ASSIGNMENT >> Below are some records; print every one of them exactly.

(App and web page records)
+---+

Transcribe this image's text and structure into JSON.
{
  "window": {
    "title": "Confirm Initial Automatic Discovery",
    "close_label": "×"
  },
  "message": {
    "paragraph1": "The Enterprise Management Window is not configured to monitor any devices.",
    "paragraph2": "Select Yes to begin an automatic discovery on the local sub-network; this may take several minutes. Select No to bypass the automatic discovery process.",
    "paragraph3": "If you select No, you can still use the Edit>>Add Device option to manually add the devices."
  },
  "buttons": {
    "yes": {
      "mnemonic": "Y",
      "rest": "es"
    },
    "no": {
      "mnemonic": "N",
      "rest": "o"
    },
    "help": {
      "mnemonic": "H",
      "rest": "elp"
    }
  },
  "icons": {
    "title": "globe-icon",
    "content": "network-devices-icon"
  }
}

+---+

RESPONSE BOX >>
Transcribe this image's text and structure into JSON.
{
  "window": {
    "title": "Confirm Initial Automatic Discovery",
    "close_label": "×"
  },
  "message": {
    "paragraph1": "The Enterprise Management Window is not configured to monitor any devices.",
    "paragraph2": "Select Yes to begin an automatic discovery on the local sub-network; this may take several minutes. Select No to bypass the automatic discovery process.",
    "paragraph3": "If you select No, you can still use the Edit>>Add Device option to manually add the devices."
  },
  "buttons": {
    "yes": {
      "mnemonic": "Y",
      "rest": "es"
    },
    "no": {
      "mnemonic": "N",
      "rest": "o"
    },
    "help": {
      "mnemonic": "H",
      "rest": "elp"
    }
  },
  "icons": {
    "title": "globe-icon",
    "content": "network-devices-icon"
  }
}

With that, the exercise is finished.